Fifty feet above the wall: cartel drones in the U.S.-Mexico border zone airspace, and what to do about them
Schmersahl, Aaron R.
MetadataShow full item record
Over the last decade, the U.S. military and homeland security research groups have contemplated the issue of how to counter unmanned drones. Recently, border security agencies responsible for securing the U.S.–Mexico border are having to contend with the emerging threat of Mexico’s drug cartel narcotics-smuggling drones, also known as narco-drones. Narco-drones are an example of cartel innovation for smuggling, among other deviant purposes, that U.S. border security will need a strategy to counter. This study aimed to build on the conceptual framework related to hostile drones in the airspace and specifically to find a strategy that the Department of Homeland Security could pursue to manage the narco-drone problem in the border-zone airspace. The author argues that the Mexican drug cartels adopt innovative drone tactics in response to border security measures or lack thereof, as well as through organizational learning. This thesis concludes that leveraging U.S. military experience, anti-drone doctrine, and detection assets -developed for countering terrorist drones in the war zones of Iraq, Syria, and Afghanistan is an effective strategy for countering narco-drones at the U.S.–Mexico border.

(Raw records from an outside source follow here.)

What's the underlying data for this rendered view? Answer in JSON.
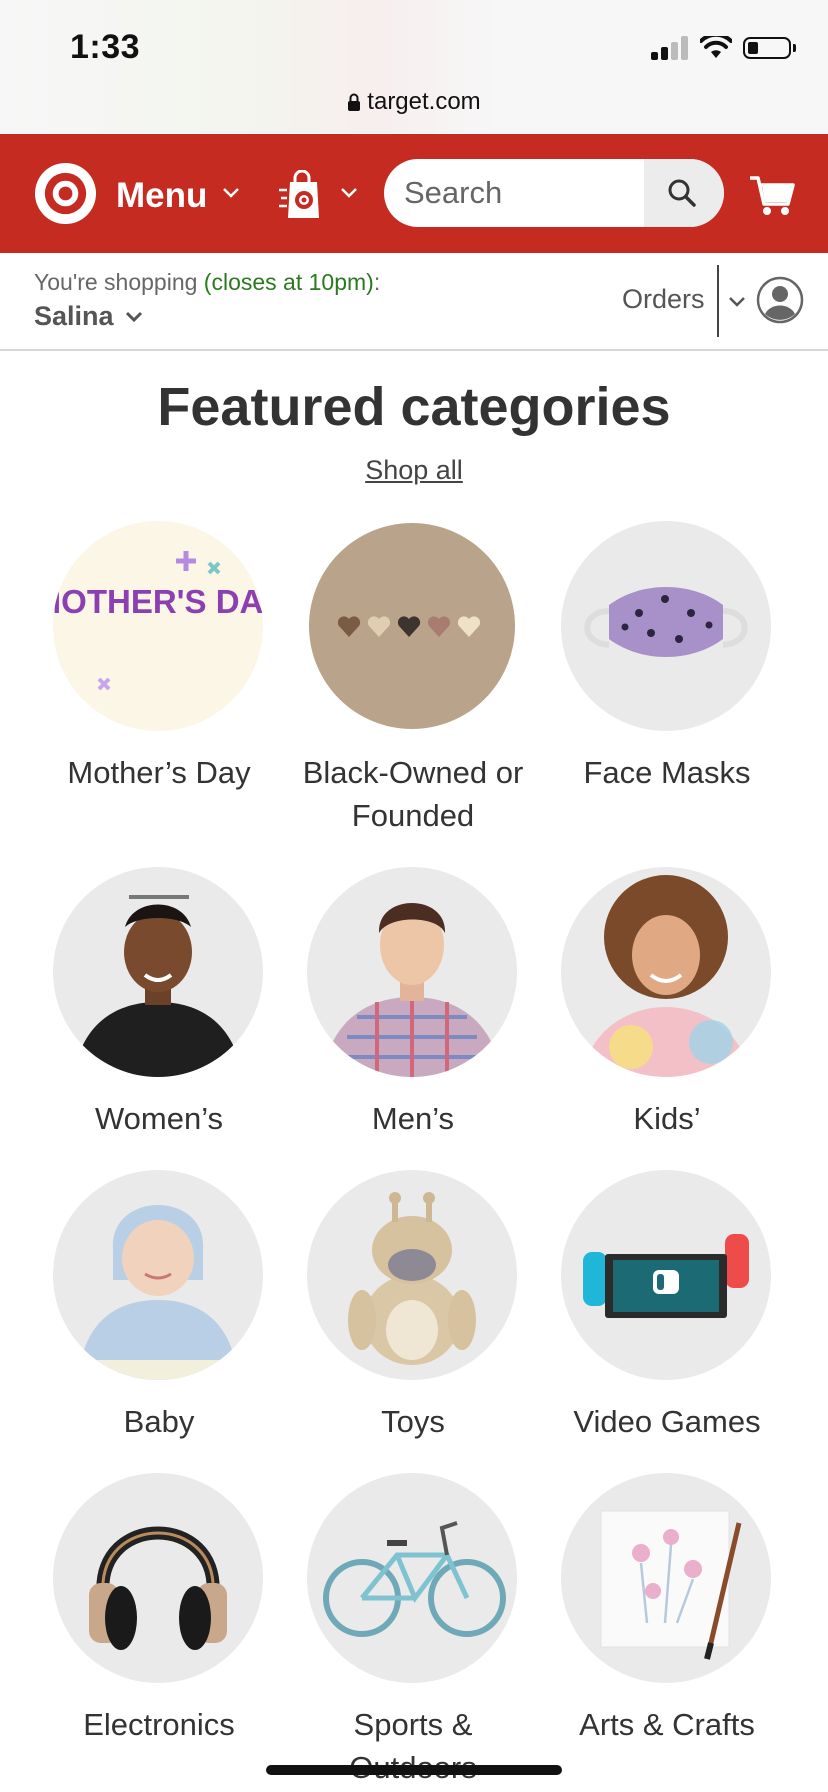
{
  "status": {
    "time": "1:33",
    "url": "target.com"
  },
  "header": {
    "menu_label": "Menu",
    "search_placeholder": "Search"
  },
  "store": {
    "shopping_prefix": "You're shopping",
    "closes": "(closes at 10pm)",
    "suffix": ":",
    "store_name": "Salina",
    "orders_label": "Orders"
  },
  "featured": {
    "title": "Featured categories",
    "shop_all": "Shop all",
    "mothers_day_art_text": "MOTHER'S DAY",
    "categories": [
      {
        "label": "Mother’s Day",
        "icon": "mothers-day-image"
      },
      {
        "label": "Black-Owned or Founded",
        "icon": "hearts-image"
      },
      {
        "label": "Face Masks",
        "icon": "face-mask-image"
      },
      {
        "label": "Women’s",
        "icon": "women-model-image"
      },
      {
        "label": "Men’s",
        "icon": "men-model-image"
      },
      {
        "label": "Kids’",
        "icon": "kid-model-image"
      },
      {
        "label": "Baby",
        "icon": "baby-image"
      },
      {
        "label": "Toys",
        "icon": "giraffe-toy-image"
      },
      {
        "label": "Video Games",
        "icon": "nintendo-switch-image"
      },
      {
        "label": "Electronics",
        "icon": "headphones-image"
      },
      {
        "label": "Sports & Outdoors",
        "icon": "bicycle-image"
      },
      {
        "label": "Arts & Crafts",
        "icon": "painting-image"
      }
    ]
  },
  "colors": {
    "brand_red": "#c62b21",
    "closes_green": "#2b7a1f"
  }
}
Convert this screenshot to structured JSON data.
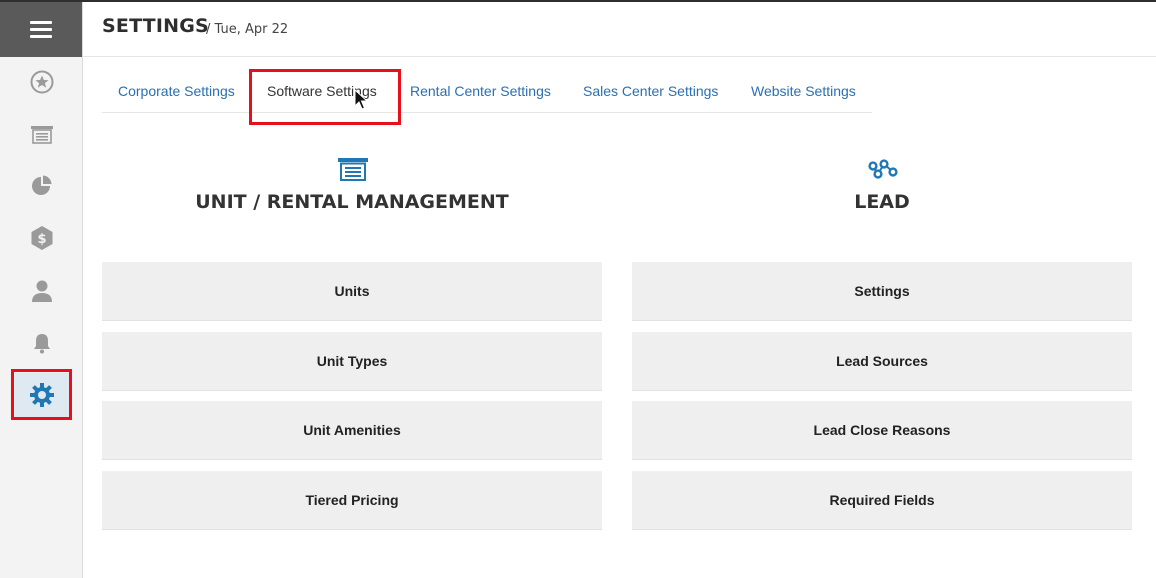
{
  "header": {
    "title": "SETTINGS",
    "date": "/ Tue, Apr 22"
  },
  "sidebar": {
    "items": [
      {
        "icon": "star-icon"
      },
      {
        "icon": "unit-list-icon"
      },
      {
        "icon": "pie-chart-icon"
      },
      {
        "icon": "dollar-hexagon-icon"
      },
      {
        "icon": "user-icon"
      },
      {
        "icon": "bell-icon"
      },
      {
        "icon": "gear-icon",
        "active": true
      }
    ]
  },
  "tabs": [
    {
      "label": "Corporate Settings"
    },
    {
      "label": "Software Settings",
      "active": true
    },
    {
      "label": "Rental Center Settings"
    },
    {
      "label": "Sales Center Settings"
    },
    {
      "label": "Website Settings"
    }
  ],
  "sections": {
    "unit": {
      "title": "UNIT / RENTAL MANAGEMENT",
      "icon": "storage-unit-icon",
      "buttons": [
        "Units",
        "Unit Types",
        "Unit Amenities",
        "Tiered Pricing"
      ]
    },
    "lead": {
      "title": "LEAD",
      "icon": "lead-network-icon",
      "buttons": [
        "Settings",
        "Lead Sources",
        "Lead Close Reasons",
        "Required Fields"
      ]
    }
  },
  "colors": {
    "accent": "#1f78b4",
    "link": "#2a6fb3",
    "highlight": "#e5101b",
    "tile": "#efefef"
  }
}
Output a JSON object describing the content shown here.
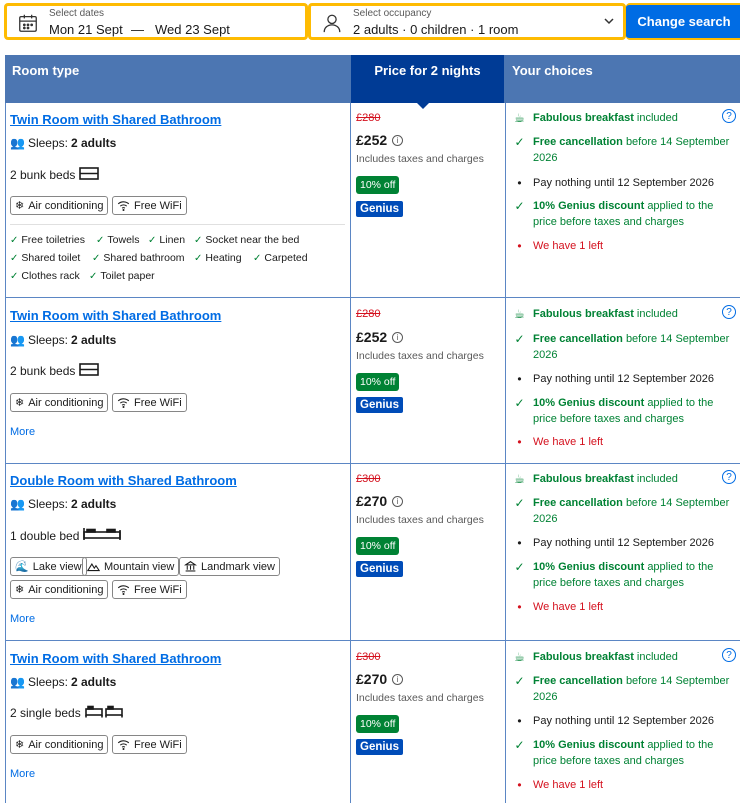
{
  "search": {
    "dates_label": "Select dates",
    "check_in": "Mon 21 Sept",
    "dash": "—",
    "check_out": "Wed 23 Sept",
    "occupancy_label": "Select occupancy",
    "occupancy_value": "2 adults · 0 children · 1 room",
    "button": "Change search"
  },
  "table": {
    "col_type": "Room type",
    "col_price": "Price for 2 nights",
    "col_choices": "Your choices"
  },
  "rooms": [
    {
      "name": "Twin Room with Shared Bathroom",
      "sleeps_label": "Sleeps:",
      "sleeps_value": "2 adults",
      "beds": "2 bunk beds",
      "badges": [
        "Air conditioning",
        "Free WiFi"
      ],
      "facilities": [
        "Free toiletries",
        "Towels",
        "Linen",
        "Socket near the bed",
        "Shared toilet",
        "Shared bathroom",
        "Heating",
        "Carpeted",
        "Clothes rack",
        "Toilet paper"
      ],
      "old_price": "£280",
      "price": "£252",
      "taxes": "Includes taxes and charges",
      "discount": "10% off",
      "genius": "Genius",
      "breakfast_bold": "Fabulous breakfast",
      "breakfast_rest": "included",
      "cancel_bold": "Free cancellation",
      "cancel_rest": "before 14 September 2026",
      "pay": "Pay nothing until 12 September 2026",
      "genius_bold": "10% Genius discount",
      "genius_rest": "applied to the price before taxes and charges",
      "left": "We have 1 left"
    },
    {
      "name": "Twin Room with Shared Bathroom",
      "sleeps_label": "Sleeps:",
      "sleeps_value": "2 adults",
      "beds": "2 bunk beds",
      "badges": [
        "Air conditioning",
        "Free WiFi"
      ],
      "more": "More",
      "old_price": "£280",
      "price": "£252",
      "taxes": "Includes taxes and charges",
      "discount": "10% off",
      "genius": "Genius",
      "breakfast_bold": "Fabulous breakfast",
      "breakfast_rest": "included",
      "cancel_bold": "Free cancellation",
      "cancel_rest": "before 14 September 2026",
      "pay": "Pay nothing until 12 September 2026",
      "genius_bold": "10% Genius discount",
      "genius_rest": "applied to the price before taxes and charges",
      "left": "We have 1 left"
    },
    {
      "name": "Double Room with Shared Bathroom",
      "sleeps_label": "Sleeps:",
      "sleeps_value": "2 adults",
      "beds": "1 double bed",
      "badges": [
        "Lake view",
        "Mountain view",
        "Landmark view",
        "Air conditioning",
        "Free WiFi"
      ],
      "more": "More",
      "old_price": "£300",
      "price": "£270",
      "taxes": "Includes taxes and charges",
      "discount": "10% off",
      "genius": "Genius",
      "breakfast_bold": "Fabulous breakfast",
      "breakfast_rest": "included",
      "cancel_bold": "Free cancellation",
      "cancel_rest": "before 14 September 2026",
      "pay": "Pay nothing until 12 September 2026",
      "genius_bold": "10% Genius discount",
      "genius_rest": "applied to the price before taxes and charges",
      "left": "We have 1 left"
    },
    {
      "name": "Twin Room with Shared Bathroom",
      "sleeps_label": "Sleeps:",
      "sleeps_value": "2 adults",
      "beds": "2 single beds",
      "badges": [
        "Air conditioning",
        "Free WiFi"
      ],
      "more": "More",
      "old_price": "£300",
      "price": "£270",
      "taxes": "Includes taxes and charges",
      "discount": "10% off",
      "genius": "Genius",
      "breakfast_bold": "Fabulous breakfast",
      "breakfast_rest": "included",
      "cancel_bold": "Free cancellation",
      "cancel_rest": "before 14 September 2026",
      "pay": "Pay nothing until 12 September 2026",
      "genius_bold": "10% Genius discount",
      "genius_rest": "applied to the price before taxes and charges",
      "left": "We have 1 left"
    }
  ],
  "colors": {
    "accent": "#006ce4",
    "header": "#4c76b2",
    "header_dark": "#003b95",
    "green": "#008234",
    "red": "#d4111e",
    "yellow": "#febb02"
  }
}
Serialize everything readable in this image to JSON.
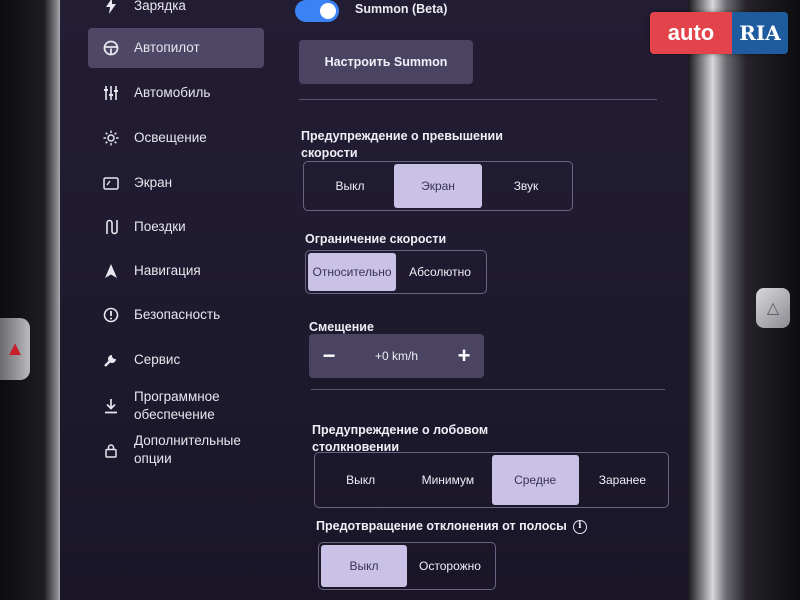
{
  "sidebar": {
    "items": [
      {
        "label": "Зарядка",
        "icon": "lightning-icon"
      },
      {
        "label": "Автопилот",
        "icon": "steering-wheel-icon",
        "active": true
      },
      {
        "label": "Автомобиль",
        "icon": "sliders-icon"
      },
      {
        "label": "Освещение",
        "icon": "sun-icon"
      },
      {
        "label": "Экран",
        "icon": "display-icon"
      },
      {
        "label": "Поездки",
        "icon": "trips-icon"
      },
      {
        "label": "Навигация",
        "icon": "navigation-icon"
      },
      {
        "label": "Безопасность",
        "icon": "safety-icon"
      },
      {
        "label": "Сервис",
        "icon": "wrench-icon"
      },
      {
        "label_line1": "Программное",
        "label_line2": "обеспечение",
        "icon": "download-icon"
      },
      {
        "label_line1": "Дополнительные",
        "label_line2": "опции",
        "icon": "lock-icon"
      }
    ]
  },
  "summon": {
    "toggle_label": "Summon (Beta)",
    "toggle_on": true,
    "configure_button": "Настроить Summon"
  },
  "speed_warning": {
    "title_line1": "Предупреждение о превышении",
    "title_line2": "скорости",
    "options": [
      "Выкл",
      "Экран",
      "Звук"
    ],
    "selected": "Экран"
  },
  "speed_limit": {
    "title": "Ограничение скорости",
    "options": [
      "Относительно",
      "Абсолютно"
    ],
    "selected": "Относительно"
  },
  "offset": {
    "title": "Смещение",
    "minus": "−",
    "value": "+0 km/h",
    "plus": "+"
  },
  "collision_warning": {
    "title_line1": "Предупреждение о лобовом",
    "title_line2": "столкновении",
    "options": [
      "Выкл",
      "Минимум",
      "Средне",
      "Заранее"
    ],
    "selected": "Средне"
  },
  "lane_departure": {
    "title": "Предотвращение отклонения от полосы",
    "options": [
      "Выкл",
      "Осторожно"
    ],
    "selected": "Выкл"
  },
  "watermark": {
    "part1": "auto",
    "part2": "RIA"
  },
  "colors": {
    "accent_toggle": "#3b82f6",
    "selected_segment": "#c9c2e6",
    "active_sidebar": "#4e4766",
    "button_bg": "#4a4462"
  }
}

RightsThis publication is a work of the U.S. Government as defined in Title 17, United States Code, Section 101. Copyright protection is not available for this work in the United States.
Showing items related by title, author, creator and subject.
Nieto-Gómez, Rodrigo (La Découverte, 2019);Cet article analyse comment les représentations et les stimuli géopolitiques influencent le devenir de la protection des frontières dans la région limitrophe du Mexique et des États-Unis. Nous explorons la façon dont les ...
The balloon effect and Mexican homeland security : what it means to be the weakest link in the Americas' security chain Rodriguez Cuevas, Jose A. (Monterey, California. Naval Postgraduate School, 2011-12);The sudden increase in crime and violence in some Mexican cities and regions has raised security concerns not only in Mexico, where President Felipe Calderon categorized these crimes as a threat to Mexican society, but ...
Forester, Andrea Blair Hernandez (Monterey, California: Naval Postgraduate School, 2014-12);Both scholars and politicians continually debate how to best address border security issues. As events such as 9/11 have proven, even when states implement a restricted border policy, that action may not be enough. It is ...